AIM OF THE EXERCISE. Return the entries in full, exactly as they were written.

• • • • • • •

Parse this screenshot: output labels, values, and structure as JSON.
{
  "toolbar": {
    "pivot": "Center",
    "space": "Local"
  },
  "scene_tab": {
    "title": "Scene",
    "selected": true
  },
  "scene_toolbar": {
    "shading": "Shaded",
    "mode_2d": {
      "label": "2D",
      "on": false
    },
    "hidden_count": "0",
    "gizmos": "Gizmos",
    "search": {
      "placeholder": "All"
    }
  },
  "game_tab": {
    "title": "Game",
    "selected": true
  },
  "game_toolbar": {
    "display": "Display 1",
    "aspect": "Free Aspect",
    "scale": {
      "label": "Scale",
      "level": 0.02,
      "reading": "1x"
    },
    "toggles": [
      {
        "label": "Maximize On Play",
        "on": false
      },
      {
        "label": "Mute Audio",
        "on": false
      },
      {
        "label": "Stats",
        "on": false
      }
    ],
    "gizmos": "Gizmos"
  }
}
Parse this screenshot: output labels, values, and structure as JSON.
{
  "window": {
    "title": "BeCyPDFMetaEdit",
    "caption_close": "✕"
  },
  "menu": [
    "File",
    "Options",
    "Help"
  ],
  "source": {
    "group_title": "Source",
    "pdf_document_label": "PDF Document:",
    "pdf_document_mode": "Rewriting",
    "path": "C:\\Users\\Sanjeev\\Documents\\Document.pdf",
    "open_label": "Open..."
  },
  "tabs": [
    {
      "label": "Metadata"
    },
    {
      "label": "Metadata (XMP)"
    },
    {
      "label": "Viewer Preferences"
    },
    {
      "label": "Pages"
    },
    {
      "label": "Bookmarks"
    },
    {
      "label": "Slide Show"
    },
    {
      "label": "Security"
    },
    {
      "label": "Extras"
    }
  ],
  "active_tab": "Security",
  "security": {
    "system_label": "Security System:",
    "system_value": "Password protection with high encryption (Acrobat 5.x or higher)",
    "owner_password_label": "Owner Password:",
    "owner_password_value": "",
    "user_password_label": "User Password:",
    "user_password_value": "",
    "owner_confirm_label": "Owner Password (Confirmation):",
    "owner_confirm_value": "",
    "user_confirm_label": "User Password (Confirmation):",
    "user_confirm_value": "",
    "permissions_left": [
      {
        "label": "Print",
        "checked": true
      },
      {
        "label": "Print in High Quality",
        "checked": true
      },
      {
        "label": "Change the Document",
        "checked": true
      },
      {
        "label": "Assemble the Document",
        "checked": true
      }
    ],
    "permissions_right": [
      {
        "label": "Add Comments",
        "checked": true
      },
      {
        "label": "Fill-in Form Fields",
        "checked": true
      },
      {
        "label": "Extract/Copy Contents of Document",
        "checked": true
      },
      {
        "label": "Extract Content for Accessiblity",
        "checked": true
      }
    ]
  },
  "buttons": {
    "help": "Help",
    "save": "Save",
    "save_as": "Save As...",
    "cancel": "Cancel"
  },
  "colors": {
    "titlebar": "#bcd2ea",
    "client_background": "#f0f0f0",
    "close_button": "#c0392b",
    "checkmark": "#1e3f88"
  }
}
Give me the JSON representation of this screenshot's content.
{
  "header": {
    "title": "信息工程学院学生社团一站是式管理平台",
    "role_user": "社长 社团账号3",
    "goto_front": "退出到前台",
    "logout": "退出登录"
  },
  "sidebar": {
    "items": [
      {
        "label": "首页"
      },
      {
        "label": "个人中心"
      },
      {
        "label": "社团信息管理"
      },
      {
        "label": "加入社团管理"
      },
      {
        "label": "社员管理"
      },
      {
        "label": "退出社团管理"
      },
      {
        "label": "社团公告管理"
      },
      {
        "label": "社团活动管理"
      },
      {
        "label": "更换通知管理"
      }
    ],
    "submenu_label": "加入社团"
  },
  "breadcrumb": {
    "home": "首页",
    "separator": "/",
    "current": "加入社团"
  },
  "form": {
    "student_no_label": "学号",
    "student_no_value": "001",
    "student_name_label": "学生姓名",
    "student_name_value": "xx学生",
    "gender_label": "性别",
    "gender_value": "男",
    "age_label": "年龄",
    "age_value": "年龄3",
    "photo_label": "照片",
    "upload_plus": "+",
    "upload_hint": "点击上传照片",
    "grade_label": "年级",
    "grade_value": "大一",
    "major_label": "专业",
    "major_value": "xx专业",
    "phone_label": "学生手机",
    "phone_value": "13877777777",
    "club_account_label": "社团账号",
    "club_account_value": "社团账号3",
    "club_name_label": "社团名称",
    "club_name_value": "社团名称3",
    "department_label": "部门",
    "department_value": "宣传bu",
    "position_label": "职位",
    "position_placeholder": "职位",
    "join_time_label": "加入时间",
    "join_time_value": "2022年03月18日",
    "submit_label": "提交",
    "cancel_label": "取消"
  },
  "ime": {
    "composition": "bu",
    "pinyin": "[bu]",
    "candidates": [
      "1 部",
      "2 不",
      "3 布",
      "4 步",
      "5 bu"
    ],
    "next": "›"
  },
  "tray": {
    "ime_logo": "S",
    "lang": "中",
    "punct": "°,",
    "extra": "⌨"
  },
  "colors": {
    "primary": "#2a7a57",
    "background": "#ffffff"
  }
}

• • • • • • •

ANSWER TO THIS EXERCISE.
Parse this screenshot: output labels, values, and structure as JSON.
{
  "toolbar": {
    "pivot": "Center",
    "space": "Local"
  },
  "scene_tab": {
    "title": "Scene",
    "selected": true
  },
  "scene_toolbar": {
    "shading": "Shaded",
    "mode_2d": {
      "label": "2D",
      "on": false
    },
    "hidden_count": "0",
    "gizmos": "Gizmos",
    "search": {
      "placeholder": "All"
    }
  },
  "game_tab": {
    "title": "Game",
    "selected": true
  },
  "game_toolbar": {
    "display": "Display 1",
    "aspect": "Free Aspect",
    "scale": {
      "label": "Scale",
      "level": 0.02,
      "reading": "1x"
    },
    "toggles": [
      {
        "label": "Maximize On Play",
        "on": false
      },
      {
        "label": "Mute Audio",
        "on": false
      },
      {
        "label": "Stats",
        "on": false
      }
    ],
    "gizmos": "Gizmos"
  }
}
Parse this screenshot: output labels, values, and structure as JSON.
{
  "window": {
    "title": "BeCyPDFMetaEdit",
    "caption_close": "✕"
  },
  "menu": [
    "File",
    "Options",
    "Help"
  ],
  "source": {
    "group_title": "Source",
    "pdf_document_label": "PDF Document:",
    "pdf_document_mode": "Rewriting",
    "path": "C:\\Users\\Sanjeev\\Documents\\Document.pdf",
    "open_label": "Open..."
  },
  "tabs": [
    {
      "label": "Metadata"
    },
    {
      "label": "Metadata (XMP)"
    },
    {
      "label": "Viewer Preferences"
    },
    {
      "label": "Pages"
    },
    {
      "label": "Bookmarks"
    },
    {
      "label": "Slide Show"
    },
    {
      "label": "Security"
    },
    {
      "label": "Extras"
    }
  ],
  "active_tab": "Security",
  "security": {
    "system_label": "Security System:",
    "system_value": "Password protection with high encryption (Acrobat 5.x or higher)",
    "owner_password_label": "Owner Password:",
    "owner_password_value": "",
    "user_password_label": "User Password:",
    "user_password_value": "",
    "owner_confirm_label": "Owner Password (Confirmation):",
    "owner_confirm_value": "",
    "user_confirm_label": "User Password (Confirmation):",
    "user_confirm_value": "",
    "permissions_left": [
      {
        "label": "Print",
        "checked": true
      },
      {
        "label": "Print in High Quality",
        "checked": true
      },
      {
        "label": "Change the Document",
        "checked": true
      },
      {
        "label": "Assemble the Document",
        "checked": true
      }
    ],
    "permissions_right": [
      {
        "label": "Add Comments",
        "checked": true
      },
      {
        "label": "Fill-in Form Fields",
        "checked": true
      },
      {
        "label": "Extract/Copy Contents of Document",
        "checked": true
      },
      {
        "label": "Extract Content for Accessiblity",
        "checked": true
      }
    ]
  },
  "buttons": {
    "help": "Help",
    "save": "Save",
    "save_as": "Save As...",
    "cancel": "Cancel"
  },
  "colors": {
    "titlebar": "#bcd2ea",
    "client_background": "#f0f0f0",
    "close_button": "#c0392b",
    "checkmark": "#1e3f88"
  }
}
Give me the JSON representation of this screenshot's content.
{
  "header": {
    "title": "信息工程学院学生社团一站是式管理平台",
    "role_user": "社长 社团账号3",
    "goto_front": "退出到前台",
    "logout": "退出登录"
  },
  "sidebar": {
    "items": [
      {
        "label": "首页"
      },
      {
        "label": "个人中心"
      },
      {
        "label": "社团信息管理"
      },
      {
        "label": "加入社团管理"
      },
      {
        "label": "社员管理"
      },
      {
        "label": "退出社团管理"
      },
      {
        "label": "社团公告管理"
      },
      {
        "label": "社团活动管理"
      },
      {
        "label": "更换通知管理"
      }
    ],
    "submenu_label": "加入社团"
  },
  "breadcrumb": {
    "home": "首页",
    "separator": "/",
    "current": "加入社团"
  },
  "form": {
    "student_no_label": "学号",
    "student_no_value": "001",
    "student_name_label": "学生姓名",
    "student_name_value": "xx学生",
    "gender_label": "性别",
    "gender_value": "男",
    "age_label": "年龄",
    "age_value": "年龄3",
    "photo_label": "照片",
    "upload_plus": "+",
    "upload_hint": "点击上传照片",
    "grade_label": "年级",
    "grade_value": "大一",
    "major_label": "专业",
    "major_value": "xx专业",
    "phone_label": "学生手机",
    "phone_value": "13877777777",
    "club_account_label": "社团账号",
    "club_account_value": "社团账号3",
    "club_name_label": "社团名称",
    "club_name_value": "社团名称3",
    "department_label": "部门",
    "department_value": "宣传bu",
    "position_label": "职位",
    "position_placeholder": "职位",
    "join_time_label": "加入时间",
    "join_time_value": "2022年03月18日",
    "submit_label": "提交",
    "cancel_label": "取消"
  },
  "ime": {
    "composition": "bu",
    "pinyin": "[bu]",
    "candidates": [
      "1 部",
      "2 不",
      "3 布",
      "4 步",
      "5 bu"
    ],
    "next": "›"
  },
  "tray": {
    "ime_logo": "S",
    "lang": "中",
    "punct": "°,",
    "extra": "⌨"
  },
  "colors": {
    "primary": "#2a7a57",
    "background": "#ffffff"
  }
}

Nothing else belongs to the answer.